*App and web page records*:
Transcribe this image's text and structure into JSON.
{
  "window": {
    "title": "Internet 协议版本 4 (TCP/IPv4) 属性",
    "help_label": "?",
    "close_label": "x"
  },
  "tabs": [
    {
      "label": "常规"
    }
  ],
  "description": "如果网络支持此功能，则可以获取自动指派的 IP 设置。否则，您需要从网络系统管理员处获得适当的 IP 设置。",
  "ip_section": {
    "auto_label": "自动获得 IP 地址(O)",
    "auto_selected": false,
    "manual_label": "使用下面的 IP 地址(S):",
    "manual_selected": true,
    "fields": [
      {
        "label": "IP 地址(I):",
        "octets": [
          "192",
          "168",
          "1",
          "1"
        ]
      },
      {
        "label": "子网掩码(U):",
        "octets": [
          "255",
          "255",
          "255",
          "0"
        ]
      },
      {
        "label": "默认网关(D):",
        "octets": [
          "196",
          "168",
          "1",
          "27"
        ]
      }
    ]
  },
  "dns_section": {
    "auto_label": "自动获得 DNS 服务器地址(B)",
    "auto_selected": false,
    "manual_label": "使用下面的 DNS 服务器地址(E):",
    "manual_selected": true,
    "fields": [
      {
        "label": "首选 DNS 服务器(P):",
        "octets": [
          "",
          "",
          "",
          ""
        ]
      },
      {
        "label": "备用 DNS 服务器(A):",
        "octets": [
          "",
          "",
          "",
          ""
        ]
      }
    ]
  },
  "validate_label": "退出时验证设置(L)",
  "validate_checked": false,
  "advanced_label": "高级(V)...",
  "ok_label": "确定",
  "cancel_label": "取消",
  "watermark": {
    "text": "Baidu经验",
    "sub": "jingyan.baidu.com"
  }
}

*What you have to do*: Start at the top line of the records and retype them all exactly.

*Result of the exercise*:
Transcribe this image's text and structure into JSON.
{
  "window": {
    "title": "Internet 协议版本 4 (TCP/IPv4) 属性",
    "help_label": "?",
    "close_label": "x"
  },
  "tabs": [
    {
      "label": "常规"
    }
  ],
  "description": "如果网络支持此功能，则可以获取自动指派的 IP 设置。否则，您需要从网络系统管理员处获得适当的 IP 设置。",
  "ip_section": {
    "auto_label": "自动获得 IP 地址(O)",
    "auto_selected": false,
    "manual_label": "使用下面的 IP 地址(S):",
    "manual_selected": true,
    "fields": [
      {
        "label": "IP 地址(I):",
        "octets": [
          "192",
          "168",
          "1",
          "1"
        ]
      },
      {
        "label": "子网掩码(U):",
        "octets": [
          "255",
          "255",
          "255",
          "0"
        ]
      },
      {
        "label": "默认网关(D):",
        "octets": [
          "196",
          "168",
          "1",
          "27"
        ]
      }
    ]
  },
  "dns_section": {
    "auto_label": "自动获得 DNS 服务器地址(B)",
    "auto_selected": false,
    "manual_label": "使用下面的 DNS 服务器地址(E):",
    "manual_selected": true,
    "fields": [
      {
        "label": "首选 DNS 服务器(P):",
        "octets": [
          "",
          "",
          "",
          ""
        ]
      },
      {
        "label": "备用 DNS 服务器(A):",
        "octets": [
          "",
          "",
          "",
          ""
        ]
      }
    ]
  },
  "validate_label": "退出时验证设置(L)",
  "validate_checked": false,
  "advanced_label": "高级(V)...",
  "ok_label": "确定",
  "cancel_label": "取消",
  "watermark": {
    "text": "Baidu经验",
    "sub": "jingyan.baidu.com"
  }
}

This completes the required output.